12-8pm, Friday 17 June, 2016
Public reading performances by 32 women, video projection, candles

 

Reading Hour

Grimstone in the Allport: reading aloud Australia's second novel

2-5pm, Tuesday 16 August, 2016

Grimstone was a prolific writer who published verse as well as several novels. She also had a reputation as an early feminist, writing treatises on the rights of women that echoed the thinking of Mary Wollstonecraft.  In fact, Woman’s Love is post-scripted by an essay about the stultifying effects of marriage, and the need for women to be better educated.

Grimstone travelled to Van Diemen’s Land from England in 1825 after the sudden death of her first husband, accompanying her sister who was married to an official of the VDL company. In the same year, Australia’s first novelist, Henry Savery, arrived in Hobart as a convicted criminal. His book, Quintus Servinton, pipped Grimstone’s at the post, being published in 1830-1. Grimstone returned to England in 1829 where she continued to write, married unhappily for a second time, and spent her final years half-blind and in poverty. She died tragically in 1869 after consuming disinfectant. 
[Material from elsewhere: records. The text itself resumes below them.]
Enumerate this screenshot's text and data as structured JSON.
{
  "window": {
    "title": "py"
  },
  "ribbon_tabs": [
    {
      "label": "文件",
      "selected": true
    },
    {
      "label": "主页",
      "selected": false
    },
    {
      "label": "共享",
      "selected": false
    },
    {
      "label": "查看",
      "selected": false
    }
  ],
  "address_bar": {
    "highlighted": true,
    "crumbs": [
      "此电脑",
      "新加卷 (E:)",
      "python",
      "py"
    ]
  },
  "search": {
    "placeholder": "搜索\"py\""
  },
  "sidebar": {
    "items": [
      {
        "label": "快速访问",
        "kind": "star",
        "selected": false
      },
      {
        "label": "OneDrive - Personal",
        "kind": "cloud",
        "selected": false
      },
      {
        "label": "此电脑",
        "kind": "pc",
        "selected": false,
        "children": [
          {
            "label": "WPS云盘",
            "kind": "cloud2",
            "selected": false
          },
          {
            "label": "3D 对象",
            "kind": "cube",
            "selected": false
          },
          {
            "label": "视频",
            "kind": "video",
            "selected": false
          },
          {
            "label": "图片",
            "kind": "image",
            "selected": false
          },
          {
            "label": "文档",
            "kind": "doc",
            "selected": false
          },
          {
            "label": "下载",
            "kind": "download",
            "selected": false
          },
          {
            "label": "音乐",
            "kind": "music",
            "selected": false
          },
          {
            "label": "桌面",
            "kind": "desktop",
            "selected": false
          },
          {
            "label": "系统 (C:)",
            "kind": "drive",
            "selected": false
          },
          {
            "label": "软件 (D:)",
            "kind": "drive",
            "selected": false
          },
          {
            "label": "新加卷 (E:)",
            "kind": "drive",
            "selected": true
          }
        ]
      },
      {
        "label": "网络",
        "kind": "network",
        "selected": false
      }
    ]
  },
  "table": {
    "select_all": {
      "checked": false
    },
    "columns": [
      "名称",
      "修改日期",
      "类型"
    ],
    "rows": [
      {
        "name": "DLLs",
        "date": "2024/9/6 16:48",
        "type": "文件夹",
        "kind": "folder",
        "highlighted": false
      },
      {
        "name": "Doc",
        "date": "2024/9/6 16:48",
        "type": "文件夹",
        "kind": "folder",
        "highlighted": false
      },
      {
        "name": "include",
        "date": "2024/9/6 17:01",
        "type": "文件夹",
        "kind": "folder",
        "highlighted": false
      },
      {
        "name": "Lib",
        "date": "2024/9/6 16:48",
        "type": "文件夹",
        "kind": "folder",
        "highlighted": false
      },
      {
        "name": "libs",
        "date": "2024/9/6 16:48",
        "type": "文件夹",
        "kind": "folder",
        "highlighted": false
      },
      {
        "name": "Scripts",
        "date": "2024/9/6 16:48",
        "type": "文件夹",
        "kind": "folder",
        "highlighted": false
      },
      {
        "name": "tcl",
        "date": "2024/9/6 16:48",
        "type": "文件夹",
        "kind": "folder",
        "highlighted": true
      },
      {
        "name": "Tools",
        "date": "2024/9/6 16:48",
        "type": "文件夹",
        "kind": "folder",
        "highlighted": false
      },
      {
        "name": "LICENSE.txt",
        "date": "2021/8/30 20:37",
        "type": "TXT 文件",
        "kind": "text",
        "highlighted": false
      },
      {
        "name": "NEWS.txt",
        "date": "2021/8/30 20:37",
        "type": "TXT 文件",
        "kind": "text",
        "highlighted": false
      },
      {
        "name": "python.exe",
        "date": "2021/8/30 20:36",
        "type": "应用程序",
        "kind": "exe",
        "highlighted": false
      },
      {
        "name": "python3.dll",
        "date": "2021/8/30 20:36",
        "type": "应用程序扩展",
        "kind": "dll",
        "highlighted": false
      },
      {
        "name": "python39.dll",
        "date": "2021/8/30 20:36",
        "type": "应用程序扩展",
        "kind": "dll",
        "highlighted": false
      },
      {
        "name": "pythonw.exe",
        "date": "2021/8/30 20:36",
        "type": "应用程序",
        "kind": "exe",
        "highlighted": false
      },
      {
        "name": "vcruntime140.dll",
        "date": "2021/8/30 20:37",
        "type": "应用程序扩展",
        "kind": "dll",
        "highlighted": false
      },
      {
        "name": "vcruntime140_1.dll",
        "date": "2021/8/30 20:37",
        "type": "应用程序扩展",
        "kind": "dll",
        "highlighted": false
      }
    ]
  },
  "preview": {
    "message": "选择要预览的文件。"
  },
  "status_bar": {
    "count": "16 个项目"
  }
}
The Black Tulip consists of two works that aim to evoke the ‘haunted’ presence of Grimstone in the Allport collections and to both mourn and celebrate her little known achievements as Australia’s second novelist.  In the Allport Gallery, a black table features an ink well and dipping pen, and small stack of blank pages, as if ready to receive Grimstone’s handwriting, the words that will become Woman’s Love. Above the table hangs a portrait of a black tulip, directly referencing the rarity of Australia’s second novel.

In the library, the ghostly presence of Grimstone is more powerfully suggested. Here, a desk at one end of the room is enshrouded by a structure draped in sheer black fabric that features an appliqued black tulip. On the desk, tied with a black ribbon - almost as if sentenced to death - is a handwritten manuscript. An ethereal sound track fills the space.  

The Black Tulip is a response to an extremely rare novel held in the Crowther collection of the Tasmanian Archive and Heritage Office - Mary Grimstone’s Woman’s Love.  Written in Hobart in the 1820s and published in 1832, it has the distinction of being Australia’s second novel and the first to be written by a woman. Sir William Crowther, who donated his copy to the State Library in the 1950s, called it ‘the black tulip’ of his collection because of its rarity - there is only one other known copy in the world, held in the British Library. It has never been republished.

A public reading event - Grimstone in the Allport – was held on Friday 17 June. Thirty-two women read aloud the first volume of Grimstone’s Woman’s Love, paying tribute to Australia’s first female novelist. 

Downloads & Links

This project was assisted with Hobart City Council Creative Communities Funding.